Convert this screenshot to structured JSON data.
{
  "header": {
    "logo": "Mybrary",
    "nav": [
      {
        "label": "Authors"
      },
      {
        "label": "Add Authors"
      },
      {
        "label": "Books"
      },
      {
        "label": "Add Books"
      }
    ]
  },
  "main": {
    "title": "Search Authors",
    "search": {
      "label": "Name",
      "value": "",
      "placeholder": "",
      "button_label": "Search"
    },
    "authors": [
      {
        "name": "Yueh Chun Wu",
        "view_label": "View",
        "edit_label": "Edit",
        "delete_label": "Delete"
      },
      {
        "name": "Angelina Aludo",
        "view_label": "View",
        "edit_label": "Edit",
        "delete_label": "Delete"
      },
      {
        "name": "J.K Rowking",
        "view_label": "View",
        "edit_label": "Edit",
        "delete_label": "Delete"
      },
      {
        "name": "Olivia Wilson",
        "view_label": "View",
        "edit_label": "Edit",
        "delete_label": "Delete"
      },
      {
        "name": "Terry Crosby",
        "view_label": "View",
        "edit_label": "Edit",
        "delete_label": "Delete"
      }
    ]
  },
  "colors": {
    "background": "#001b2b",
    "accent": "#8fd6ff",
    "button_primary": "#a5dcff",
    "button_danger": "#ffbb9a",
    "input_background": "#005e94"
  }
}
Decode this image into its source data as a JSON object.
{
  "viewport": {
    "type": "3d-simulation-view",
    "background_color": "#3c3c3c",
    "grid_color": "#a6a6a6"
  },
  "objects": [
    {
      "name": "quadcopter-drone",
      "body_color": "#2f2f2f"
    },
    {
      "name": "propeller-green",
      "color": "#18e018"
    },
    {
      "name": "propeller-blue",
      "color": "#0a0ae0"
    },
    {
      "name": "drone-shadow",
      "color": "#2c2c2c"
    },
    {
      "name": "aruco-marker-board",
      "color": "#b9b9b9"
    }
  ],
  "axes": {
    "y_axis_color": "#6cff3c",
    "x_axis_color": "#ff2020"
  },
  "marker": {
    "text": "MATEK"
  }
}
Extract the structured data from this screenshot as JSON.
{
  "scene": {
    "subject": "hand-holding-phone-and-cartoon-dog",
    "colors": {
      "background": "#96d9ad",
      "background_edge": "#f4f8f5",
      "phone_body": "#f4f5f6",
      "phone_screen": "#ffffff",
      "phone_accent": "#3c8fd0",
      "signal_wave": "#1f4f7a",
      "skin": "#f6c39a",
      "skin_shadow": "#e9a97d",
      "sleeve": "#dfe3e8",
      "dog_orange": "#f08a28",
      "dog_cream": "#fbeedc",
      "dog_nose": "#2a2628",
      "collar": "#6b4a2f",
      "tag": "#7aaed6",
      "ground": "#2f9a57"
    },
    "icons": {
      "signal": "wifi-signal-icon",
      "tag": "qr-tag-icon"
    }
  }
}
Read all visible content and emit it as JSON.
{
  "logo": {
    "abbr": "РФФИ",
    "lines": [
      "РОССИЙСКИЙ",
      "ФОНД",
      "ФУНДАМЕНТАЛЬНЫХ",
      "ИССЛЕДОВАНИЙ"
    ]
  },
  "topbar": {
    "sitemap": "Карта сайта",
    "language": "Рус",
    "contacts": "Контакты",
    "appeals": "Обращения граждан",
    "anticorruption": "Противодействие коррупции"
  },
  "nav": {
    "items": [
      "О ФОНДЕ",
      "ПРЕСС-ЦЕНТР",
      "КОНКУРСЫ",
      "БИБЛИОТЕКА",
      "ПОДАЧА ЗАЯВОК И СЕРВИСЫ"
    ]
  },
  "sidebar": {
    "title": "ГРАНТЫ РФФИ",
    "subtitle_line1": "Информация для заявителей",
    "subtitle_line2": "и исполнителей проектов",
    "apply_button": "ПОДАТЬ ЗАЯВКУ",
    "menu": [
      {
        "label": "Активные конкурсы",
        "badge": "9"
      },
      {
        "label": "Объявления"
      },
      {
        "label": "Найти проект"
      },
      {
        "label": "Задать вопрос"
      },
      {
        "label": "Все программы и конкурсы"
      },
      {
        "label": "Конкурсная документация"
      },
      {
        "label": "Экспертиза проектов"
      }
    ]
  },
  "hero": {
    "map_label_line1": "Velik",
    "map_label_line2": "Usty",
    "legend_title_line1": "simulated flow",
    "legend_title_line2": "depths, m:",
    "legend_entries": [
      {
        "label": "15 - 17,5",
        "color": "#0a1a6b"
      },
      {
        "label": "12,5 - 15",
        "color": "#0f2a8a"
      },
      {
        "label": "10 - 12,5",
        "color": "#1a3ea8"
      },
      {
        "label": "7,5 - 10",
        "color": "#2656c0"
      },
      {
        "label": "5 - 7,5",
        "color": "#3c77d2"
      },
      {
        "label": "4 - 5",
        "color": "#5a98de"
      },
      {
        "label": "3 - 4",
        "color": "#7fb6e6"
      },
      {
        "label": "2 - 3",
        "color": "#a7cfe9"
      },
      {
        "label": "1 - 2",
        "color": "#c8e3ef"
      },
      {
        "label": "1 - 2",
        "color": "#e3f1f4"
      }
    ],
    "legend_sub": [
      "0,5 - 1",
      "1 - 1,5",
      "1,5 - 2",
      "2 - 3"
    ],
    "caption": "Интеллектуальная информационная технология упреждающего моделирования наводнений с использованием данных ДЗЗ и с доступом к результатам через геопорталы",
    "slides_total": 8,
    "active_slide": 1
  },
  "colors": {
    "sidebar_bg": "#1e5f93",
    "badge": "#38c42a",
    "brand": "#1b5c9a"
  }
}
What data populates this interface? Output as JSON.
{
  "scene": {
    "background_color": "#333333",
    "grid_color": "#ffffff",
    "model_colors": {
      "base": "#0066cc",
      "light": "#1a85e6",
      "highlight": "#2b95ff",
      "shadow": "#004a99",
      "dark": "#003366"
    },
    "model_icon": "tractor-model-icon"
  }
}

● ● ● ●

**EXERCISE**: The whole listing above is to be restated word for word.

**RESPONSE BOX**:
Convert this screenshot to structured JSON data.
{
  "header": {
    "logo": "Mybrary",
    "nav": [
      {
        "label": "Authors"
      },
      {
        "label": "Add Authors"
      },
      {
        "label": "Books"
      },
      {
        "label": "Add Books"
      }
    ]
  },
  "main": {
    "title": "Search Authors",
    "search": {
      "label": "Name",
      "value": "",
      "placeholder": "",
      "button_label": "Search"
    },
    "authors": [
      {
        "name": "Yueh Chun Wu",
        "view_label": "View",
        "edit_label": "Edit",
        "delete_label": "Delete"
      },
      {
        "name": "Angelina Aludo",
        "view_label": "View",
        "edit_label": "Edit",
        "delete_label": "Delete"
      },
      {
        "name": "J.K Rowking",
        "view_label": "View",
        "edit_label": "Edit",
        "delete_label": "Delete"
      },
      {
        "name": "Olivia Wilson",
        "view_label": "View",
        "edit_label": "Edit",
        "delete_label": "Delete"
      },
      {
        "name": "Terry Crosby",
        "view_label": "View",
        "edit_label": "Edit",
        "delete_label": "Delete"
      }
    ]
  },
  "colors": {
    "background": "#001b2b",
    "accent": "#8fd6ff",
    "button_primary": "#a5dcff",
    "button_danger": "#ffbb9a",
    "input_background": "#005e94"
  }
}
Decode this image into its source data as a JSON object.
{
  "viewport": {
    "type": "3d-simulation-view",
    "background_color": "#3c3c3c",
    "grid_color": "#a6a6a6"
  },
  "objects": [
    {
      "name": "quadcopter-drone",
      "body_color": "#2f2f2f"
    },
    {
      "name": "propeller-green",
      "color": "#18e018"
    },
    {
      "name": "propeller-blue",
      "color": "#0a0ae0"
    },
    {
      "name": "drone-shadow",
      "color": "#2c2c2c"
    },
    {
      "name": "aruco-marker-board",
      "color": "#b9b9b9"
    }
  ],
  "axes": {
    "y_axis_color": "#6cff3c",
    "x_axis_color": "#ff2020"
  },
  "marker": {
    "text": "MATEK"
  }
}
Extract the structured data from this screenshot as JSON.
{
  "scene": {
    "subject": "hand-holding-phone-and-cartoon-dog",
    "colors": {
      "background": "#96d9ad",
      "background_edge": "#f4f8f5",
      "phone_body": "#f4f5f6",
      "phone_screen": "#ffffff",
      "phone_accent": "#3c8fd0",
      "signal_wave": "#1f4f7a",
      "skin": "#f6c39a",
      "skin_shadow": "#e9a97d",
      "sleeve": "#dfe3e8",
      "dog_orange": "#f08a28",
      "dog_cream": "#fbeedc",
      "dog_nose": "#2a2628",
      "collar": "#6b4a2f",
      "tag": "#7aaed6",
      "ground": "#2f9a57"
    },
    "icons": {
      "signal": "wifi-signal-icon",
      "tag": "qr-tag-icon"
    }
  }
}
Read all visible content and emit it as JSON.
{
  "logo": {
    "abbr": "РФФИ",
    "lines": [
      "РОССИЙСКИЙ",
      "ФОНД",
      "ФУНДАМЕНТАЛЬНЫХ",
      "ИССЛЕДОВАНИЙ"
    ]
  },
  "topbar": {
    "sitemap": "Карта сайта",
    "language": "Рус",
    "contacts": "Контакты",
    "appeals": "Обращения граждан",
    "anticorruption": "Противодействие коррупции"
  },
  "nav": {
    "items": [
      "О ФОНДЕ",
      "ПРЕСС-ЦЕНТР",
      "КОНКУРСЫ",
      "БИБЛИОТЕКА",
      "ПОДАЧА ЗАЯВОК И СЕРВИСЫ"
    ]
  },
  "sidebar": {
    "title": "ГРАНТЫ РФФИ",
    "subtitle_line1": "Информация для заявителей",
    "subtitle_line2": "и исполнителей проектов",
    "apply_button": "ПОДАТЬ ЗАЯВКУ",
    "menu": [
      {
        "label": "Активные конкурсы",
        "badge": "9"
      },
      {
        "label": "Объявления"
      },
      {
        "label": "Найти проект"
      },
      {
        "label": "Задать вопрос"
      },
      {
        "label": "Все программы и конкурсы"
      },
      {
        "label": "Конкурсная документация"
      },
      {
        "label": "Экспертиза проектов"
      }
    ]
  },
  "hero": {
    "map_label_line1": "Velik",
    "map_label_line2": "Usty",
    "legend_title_line1": "simulated flow",
    "legend_title_line2": "depths, m:",
    "legend_entries": [
      {
        "label": "15 - 17,5",
        "color": "#0a1a6b"
      },
      {
        "label": "12,5 - 15",
        "color": "#0f2a8a"
      },
      {
        "label": "10 - 12,5",
        "color": "#1a3ea8"
      },
      {
        "label": "7,5 - 10",
        "color": "#2656c0"
      },
      {
        "label": "5 - 7,5",
        "color": "#3c77d2"
      },
      {
        "label": "4 - 5",
        "color": "#5a98de"
      },
      {
        "label": "3 - 4",
        "color": "#7fb6e6"
      },
      {
        "label": "2 - 3",
        "color": "#a7cfe9"
      },
      {
        "label": "1 - 2",
        "color": "#c8e3ef"
      },
      {
        "label": "1 - 2",
        "color": "#e3f1f4"
      }
    ],
    "legend_sub": [
      "0,5 - 1",
      "1 - 1,5",
      "1,5 - 2",
      "2 - 3"
    ],
    "caption": "Интеллектуальная информационная технология упреждающего моделирования наводнений с использованием данных ДЗЗ и с доступом к результатам через геопорталы",
    "slides_total": 8,
    "active_slide": 1
  },
  "colors": {
    "sidebar_bg": "#1e5f93",
    "badge": "#38c42a",
    "brand": "#1b5c9a"
  }
}
What data populates this interface? Output as JSON.
{
  "scene": {
    "background_color": "#333333",
    "grid_color": "#ffffff",
    "model_colors": {
      "base": "#0066cc",
      "light": "#1a85e6",
      "highlight": "#2b95ff",
      "shadow": "#004a99",
      "dark": "#003366"
    },
    "model_icon": "tractor-model-icon"
  }
}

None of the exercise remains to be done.